Indeed, the presumption of innocence before being proven guilty – along with a person’s right to privacy and control of their personal possessions – is not some luxury. Rather, it is the hallmark of a liberal, democratic society. These are rights won through thousands of years of struggle, waged to prevent our rulers from sending in their forces to take what they want and arrest whoever they wish. They were won through blood, sweat and tears. Our ancestors’ sacrifices for these rights are simply incommensurable.
The Dangers of Scope Creep
While current Police Minister Troy Grant noted that the new policy primarily aims at the crystal meth and heroin trade, there are concerns that this ‘pilot’ has the potential to extend to all of New South Wales once instituted, and be used for all kinds of illicit drugs.

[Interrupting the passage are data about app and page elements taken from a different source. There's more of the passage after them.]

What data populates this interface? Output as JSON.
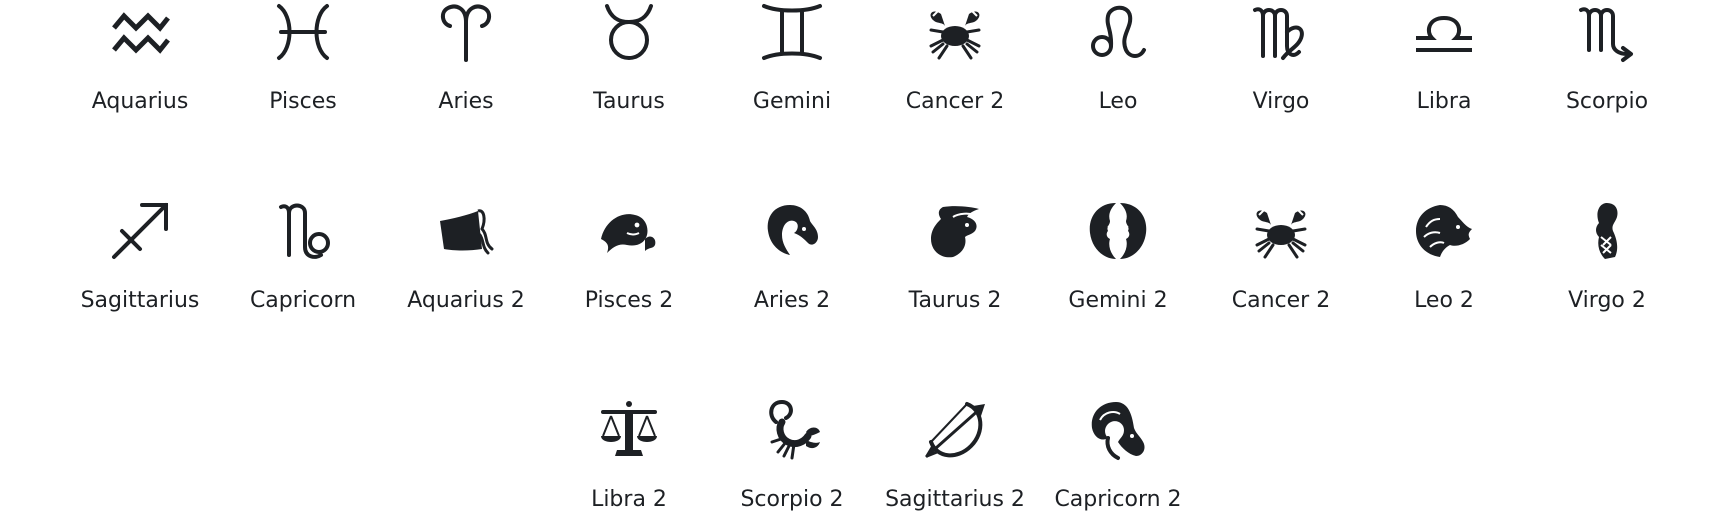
{
  "rows": [
    {
      "items": [
        {
          "label": "Aquarius",
          "icon": "aquarius-icon",
          "glyph": "♒"
        },
        {
          "label": "Pisces",
          "icon": "pisces-icon",
          "glyph": "♓"
        },
        {
          "label": "Aries",
          "icon": "aries-icon",
          "glyph": "♈"
        },
        {
          "label": "Taurus",
          "icon": "taurus-icon",
          "glyph": "♉"
        },
        {
          "label": "Gemini",
          "icon": "gemini-icon",
          "glyph": "♊"
        },
        {
          "label": "Cancer 2",
          "icon": "cancer-crab-icon",
          "glyph": "🦀"
        },
        {
          "label": "Leo",
          "icon": "leo-icon",
          "glyph": "♌"
        },
        {
          "label": "Virgo",
          "icon": "virgo-icon",
          "glyph": "♍"
        },
        {
          "label": "Libra",
          "icon": "libra-icon",
          "glyph": "♎"
        },
        {
          "label": "Scorpio",
          "icon": "scorpio-icon",
          "glyph": "♏"
        }
      ]
    },
    {
      "items": [
        {
          "label": "Sagittarius",
          "icon": "sagittarius-icon",
          "glyph": "♐"
        },
        {
          "label": "Capricorn",
          "icon": "capricorn-icon",
          "glyph": "♑"
        },
        {
          "label": "Aquarius 2",
          "icon": "aquarius-jar-icon",
          "glyph": "⛁"
        },
        {
          "label": "Pisces 2",
          "icon": "pisces-fish-icon",
          "glyph": "🐟"
        },
        {
          "label": "Aries 2",
          "icon": "aries-ram-head-icon",
          "glyph": "♈"
        },
        {
          "label": "Taurus 2",
          "icon": "taurus-bull-head-icon",
          "glyph": "♉"
        },
        {
          "label": "Gemini 2",
          "icon": "gemini-twins-faces-icon",
          "glyph": "♊"
        },
        {
          "label": "Cancer 2",
          "icon": "cancer-crab-icon",
          "glyph": "🦀"
        },
        {
          "label": "Leo 2",
          "icon": "leo-lion-head-icon",
          "glyph": "♌"
        },
        {
          "label": "Virgo 2",
          "icon": "virgo-maiden-icon",
          "glyph": "♍"
        }
      ]
    },
    {
      "items": [
        {
          "label": "Libra 2",
          "icon": "libra-scales-icon",
          "glyph": "⚖"
        },
        {
          "label": "Scorpio 2",
          "icon": "scorpio-scorpion-icon",
          "glyph": "🦂"
        },
        {
          "label": "Sagittarius 2",
          "icon": "sagittarius-bow-arrow-icon",
          "glyph": "🏹"
        },
        {
          "label": "Capricorn 2",
          "icon": "capricorn-goat-head-icon",
          "glyph": "♑"
        }
      ]
    }
  ]
}
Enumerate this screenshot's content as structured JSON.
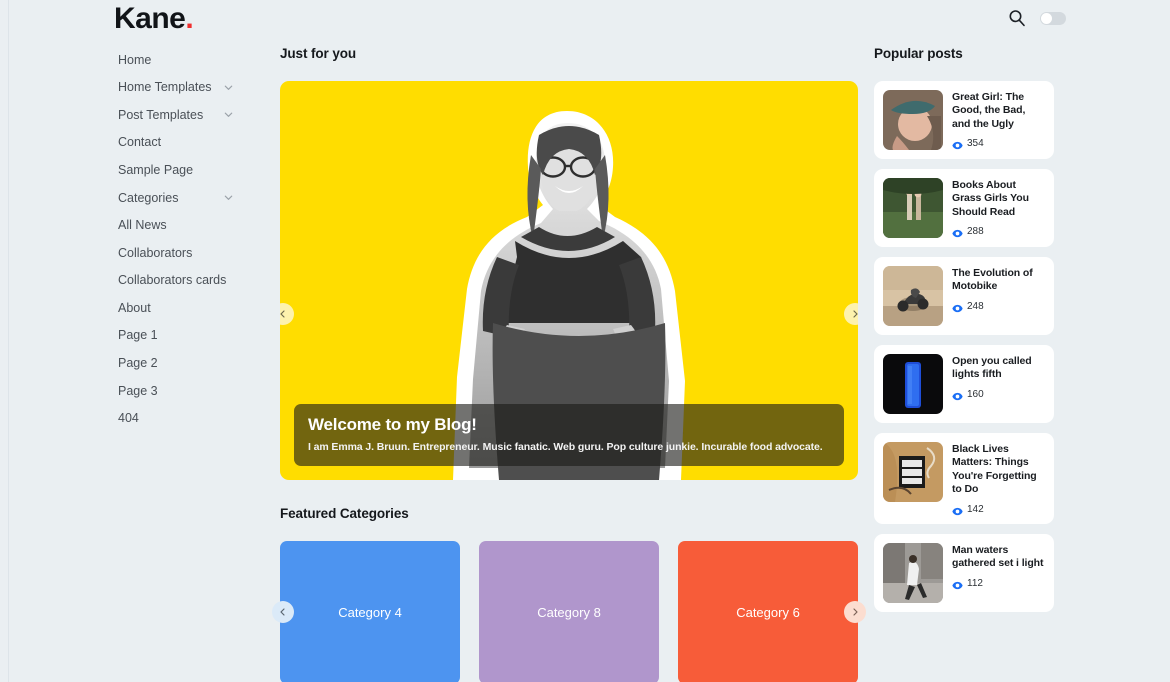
{
  "brand": {
    "name": "Kane",
    "dot": ".",
    "dot_color": "#f02f2f"
  },
  "header": {
    "search_icon": "search-icon",
    "toggle_state": "off"
  },
  "sidebar": {
    "items": [
      {
        "label": "Home",
        "expandable": false
      },
      {
        "label": "Home Templates",
        "expandable": true
      },
      {
        "label": "Post Templates",
        "expandable": true
      },
      {
        "label": "Contact",
        "expandable": false
      },
      {
        "label": "Sample Page",
        "expandable": false
      },
      {
        "label": "Categories",
        "expandable": true
      },
      {
        "label": "All News",
        "expandable": false
      },
      {
        "label": "Collaborators",
        "expandable": false
      },
      {
        "label": "Collaborators cards",
        "expandable": false
      },
      {
        "label": "About",
        "expandable": false
      },
      {
        "label": "Page 1",
        "expandable": false
      },
      {
        "label": "Page 2",
        "expandable": false
      },
      {
        "label": "Page 3",
        "expandable": false
      },
      {
        "label": "404",
        "expandable": false
      }
    ]
  },
  "main": {
    "just_for_you_title": "Just for you",
    "hero": {
      "background_color": "#ffdd00",
      "heading": "Welcome to my Blog!",
      "subheading": "I am Emma J. Bruun. Entrepreneur. Music fanatic. Web guru. Pop culture junkie. Incurable food advocate.",
      "prev_label": "‹",
      "next_label": "›"
    },
    "featured_title": "Featured Categories",
    "categories": [
      {
        "label": "Category 4",
        "color": "#4d94f0"
      },
      {
        "label": "Category 8",
        "color": "#b096cc"
      },
      {
        "label": "Category 6",
        "color": "#f75c39"
      }
    ],
    "categories_prev_label": "‹",
    "categories_next_label": "›"
  },
  "popular": {
    "title": "Popular posts",
    "posts": [
      {
        "title": "Great Girl: The Good, the Bad, and the Ugly",
        "views": "354",
        "thumb": "portrait-woman-hat"
      },
      {
        "title": "Books About Grass Girls You Should Read",
        "views": "288",
        "thumb": "girls-in-grass"
      },
      {
        "title": "The Evolution of Motobike",
        "views": "248",
        "thumb": "motorbike-road"
      },
      {
        "title": "Open you called lights fifth",
        "views": "160",
        "thumb": "blue-phone-dark"
      },
      {
        "title": "Black Lives Matters: Things You're Forgetting to Do",
        "views": "142",
        "thumb": "blm-poster-wall"
      },
      {
        "title": "Man waters gathered set i light",
        "views": "112",
        "thumb": "man-walking-street"
      }
    ]
  }
}
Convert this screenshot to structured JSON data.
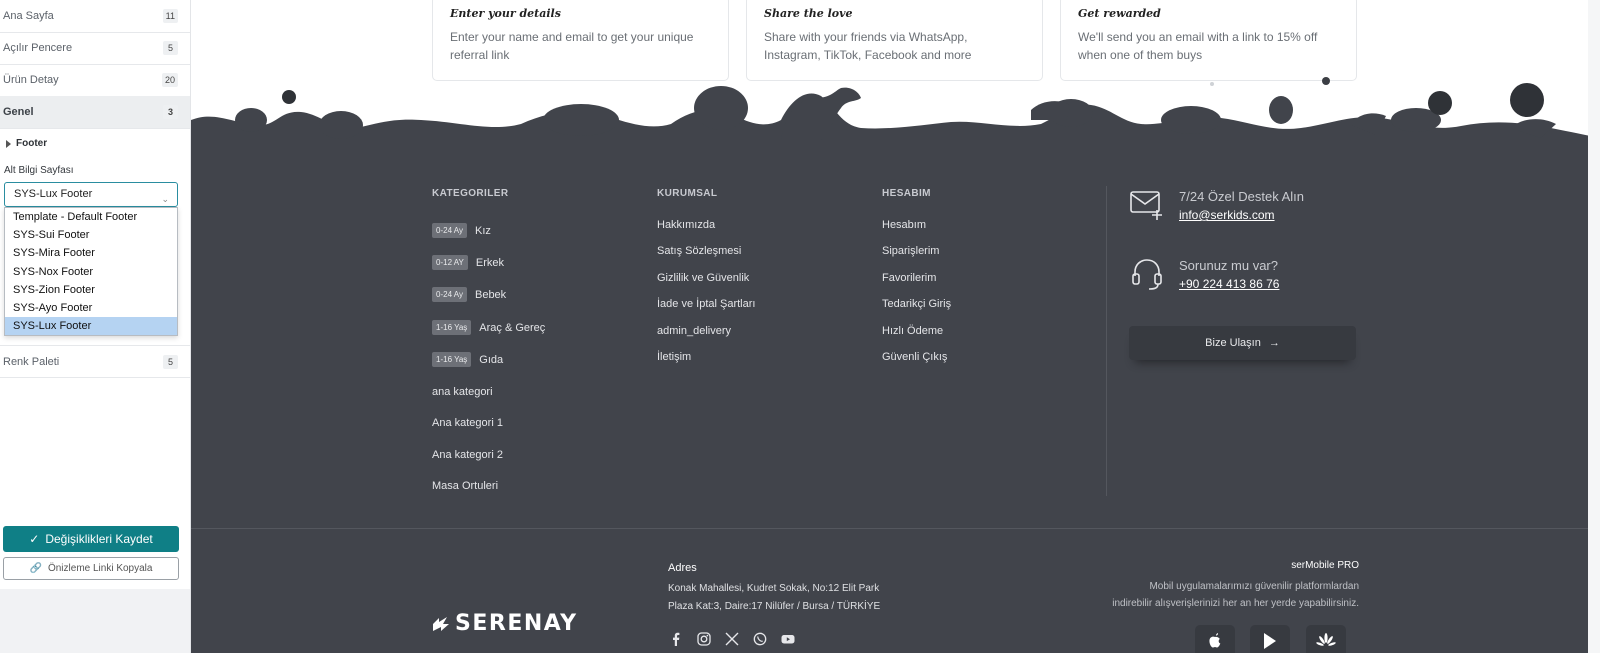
{
  "sidebar": {
    "sections": [
      {
        "label": "Ana Sayfa",
        "count": "11"
      },
      {
        "label": "Açılır Pencere",
        "count": "5"
      },
      {
        "label": "Ürün Detay",
        "count": "20"
      },
      {
        "label": "Genel",
        "count": "3"
      }
    ],
    "subsection": "Footer",
    "field_label": "Alt Bilgi Sayfası",
    "select_value": "SYS-Lux Footer",
    "options": [
      "Template - Default Footer",
      "SYS-Sui Footer",
      "SYS-Mira Footer",
      "SYS-Nox Footer",
      "SYS-Zion Footer",
      "SYS-Ayo Footer",
      "SYS-Lux Footer"
    ],
    "selected_index": 6,
    "palette": {
      "label": "Renk Paleti",
      "count": "5"
    },
    "save_label": "Değişiklikleri Kaydet",
    "copy_label": "Önizleme Linki Kopyala"
  },
  "cards": [
    {
      "title": "Enter your details",
      "text": "Enter your name and email to get your unique referral link"
    },
    {
      "title": "Share the love",
      "text": "Share with your friends via WhatsApp, Instagram, TikTok, Facebook and more"
    },
    {
      "title": "Get rewarded",
      "text": "We'll send you an email with a link to 15% off when one of them buys"
    }
  ],
  "footer": {
    "categories": {
      "title": "KATEGORILER",
      "items": [
        {
          "badge": "0-24 Ay",
          "label": "Kız"
        },
        {
          "badge": "0-12 AY",
          "label": "Erkek"
        },
        {
          "badge": "0-24 Ay",
          "label": "Bebek"
        },
        {
          "badge": "1-16 Yaş",
          "label": "Araç & Gereç"
        },
        {
          "badge": "1-16 Yaş",
          "label": "Gıda"
        },
        {
          "badge": "",
          "label": "ana kategori"
        },
        {
          "badge": "",
          "label": "Ana kategori 1"
        },
        {
          "badge": "",
          "label": "Ana kategori 2"
        },
        {
          "badge": "",
          "label": "Masa Ortuleri"
        }
      ]
    },
    "corporate": {
      "title": "KURUMSAL",
      "items": [
        "Hakkımızda",
        "Satış Sözleşmesi",
        "Gizlilik ve Güvenlik",
        "İade ve İptal Şartları",
        "admin_delivery",
        "İletişim"
      ]
    },
    "account": {
      "title": "HESABIM",
      "items": [
        "Hesabım",
        "Siparişlerim",
        "Favorilerim",
        "Tedarikçi Giriş",
        "Hızlı Ödeme",
        "Güvenli Çıkış"
      ]
    },
    "contact": {
      "support_title": "7/24 Özel Destek Alın",
      "email": "info@serkids.com",
      "question": "Sorunuz mu var?",
      "phone": "+90 224 413 86 76",
      "button_label": "Bize Ulaşın"
    },
    "address": {
      "title": "Adres",
      "line1": "Konak Mahallesi, Kudret Sokak, No:12 Elit Park",
      "line2": "Plaza Kat:3, Daire:17 Nilüfer / Bursa / TÜRKİYE"
    },
    "brand": "SERENAY",
    "mobile": {
      "title": "serMobile PRO",
      "line1": "Mobil uygulamalarımızı güvenilir platformlardan",
      "line2": "indirebilir alışverişlerinizi her an her yerde yapabilirsiniz."
    },
    "social_icons": [
      "facebook-icon",
      "instagram-icon",
      "x-icon",
      "whatsapp-icon",
      "youtube-icon"
    ],
    "store_icons": [
      "apple-icon",
      "google-play-icon",
      "huawei-icon"
    ]
  },
  "colors": {
    "accent": "#0f7f86",
    "footer_bg": "#41444b",
    "selected_option": "#b5d3f2"
  }
}
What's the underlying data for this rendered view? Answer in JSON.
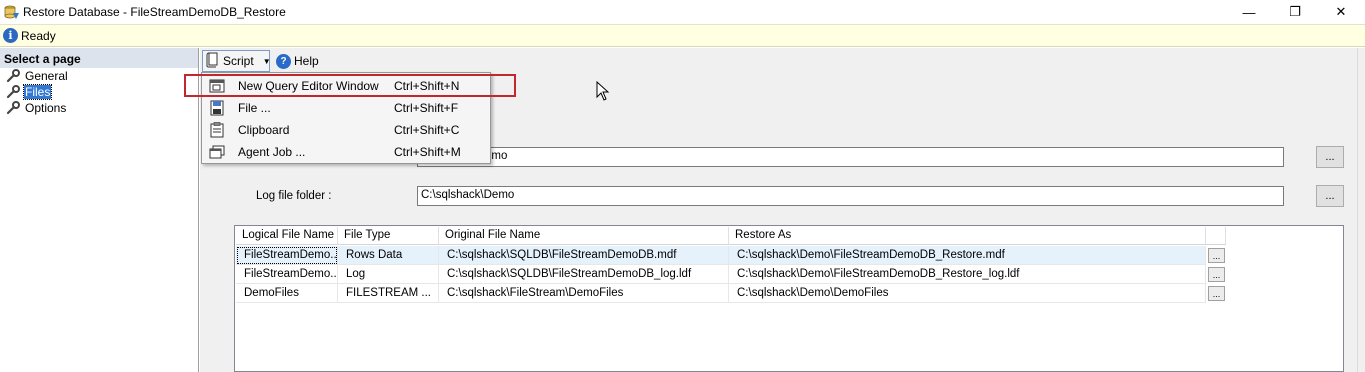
{
  "window": {
    "title": "Restore Database - FileStreamDemoDB_Restore",
    "minimize_glyph": "—",
    "maximize_glyph": "❐",
    "close_glyph": "✕"
  },
  "status": {
    "text": "Ready",
    "icon": "info-icon"
  },
  "left_pane": {
    "header": "Select a page",
    "items": [
      {
        "label": "General",
        "icon": "wrench-icon",
        "selected": false
      },
      {
        "label": "Files",
        "icon": "wrench-icon",
        "selected": true
      },
      {
        "label": "Options",
        "icon": "wrench-icon",
        "selected": false
      }
    ]
  },
  "toolbar": {
    "script_label": "Script",
    "help_label": "Help"
  },
  "script_menu": {
    "items": [
      {
        "label": "New Query Editor Window",
        "shortcut": "Ctrl+Shift+N",
        "icon": "query-window-icon",
        "highlighted": true
      },
      {
        "label": "File ...",
        "shortcut": "Ctrl+Shift+F",
        "icon": "save-file-icon"
      },
      {
        "label": "Clipboard",
        "shortcut": "Ctrl+Shift+C",
        "icon": "clipboard-icon"
      },
      {
        "label": "Agent Job ...",
        "shortcut": "Ctrl+Shift+M",
        "icon": "agent-job-icon"
      }
    ]
  },
  "form": {
    "data_folder_value_visible": "emo",
    "log_folder_label": "Log file folder :",
    "log_folder_value": "C:\\sqlshack\\Demo",
    "browse_label": "..."
  },
  "grid": {
    "columns": [
      "Logical File Name",
      "File Type",
      "Original File Name",
      "Restore As"
    ],
    "rows": [
      [
        "FileStreamDemo...",
        "Rows Data",
        "C:\\sqlshack\\SQLDB\\FileStreamDemoDB.mdf",
        "C:\\sqlshack\\Demo\\FileStreamDemoDB_Restore.mdf"
      ],
      [
        "FileStreamDemo...",
        "Log",
        "C:\\sqlshack\\SQLDB\\FileStreamDemoDB_log.ldf",
        "C:\\sqlshack\\Demo\\FileStreamDemoDB_Restore_log.ldf"
      ],
      [
        "DemoFiles",
        "FILESTREAM ...",
        "C:\\sqlshack\\FileStream\\DemoFiles",
        "C:\\sqlshack\\Demo\\DemoFiles"
      ]
    ],
    "row_button_label": "...",
    "selected_row": 0
  },
  "colors": {
    "status_bg": "#ffffe1",
    "highlight_box": "#c0282e",
    "selected_item": "#3178d5"
  }
}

Its application is likely to quickly expand far beyond the initial scope of the proposal.
This may be why former Federal Police commissioner Mick Palmer said he was “quietly infuriated” by the NSW government’s plan. He attentively noted that “drug use is a reality we can’t prevent”.
The Australian police forces already possess significant powers to strip search, hold without charge, tap into communications and more. Our leaders, who are supposedly here to represent us, are either in open support of these authoritarian abuses of power, or are too impotent and self-serving to uniformly stand against their further expansion.
Misreporting of Drug Arrests
Additionally, it was revealed not long ago that drug busts have been mistakenly double-counted in NSW for the past seven years.  This exaggerated data has been used to justify these crackdowns on drug users; which in turn, has supported ill-informed policies which curb civil liberties. 
NSW Bureau of Crime Statistics and Research director Dr Don Weatherburn admitted his bureau was at fault.  He said the drug bust mistakes built gradually from 2010. Cocaine and ecstasy possession reports to police were inflated more than 30 per cent in recent years.  Last year in total, there were 13,350 recorded drug use/possession events that never actually happened. 
“When we saw they [NSW Police] were doing searches and they were proving positive [drug detection] we just assumed they hadn’t recorded that positive result, so we added it in ourselves. That was a mistake because they were adding it in,” Dr Weatherburn said. 
The ‘War on Drugs’ is a Policy Failure
The New South Wales government’s proposals for cracking down on illicit drugs represent a broader attack on the rights of individuals by corrupt institutions, indicating a senseless return to the ‘War on Drugs’ of the 20th Century – an approach which is well known for its sheer ineffectiveness for curbing addiction and drug use, along with the myriad negative impacts these policies have on already marginalised members of our society.
In line with their consistent assault on the vulnerable and those in need of help, the Liberals plan to weaponise entire communities against themselves with their ‘Dob in a Dealer’ campaign; a commonwealth-funded initiative where regular people will be encouraged to snitch on producers, traffickers and suppliers of drugs by contacting Crime Stoppers. This campaign will be held in 14 locations across NSW, with the first rolling out in Tweed Heads.
If community safety was really the highest priority of the newly-elected Liberal-National government, they would acknowledge how these policies contribute to the perpetuation of the very same cycles of depravity they say they’re committed to addressing.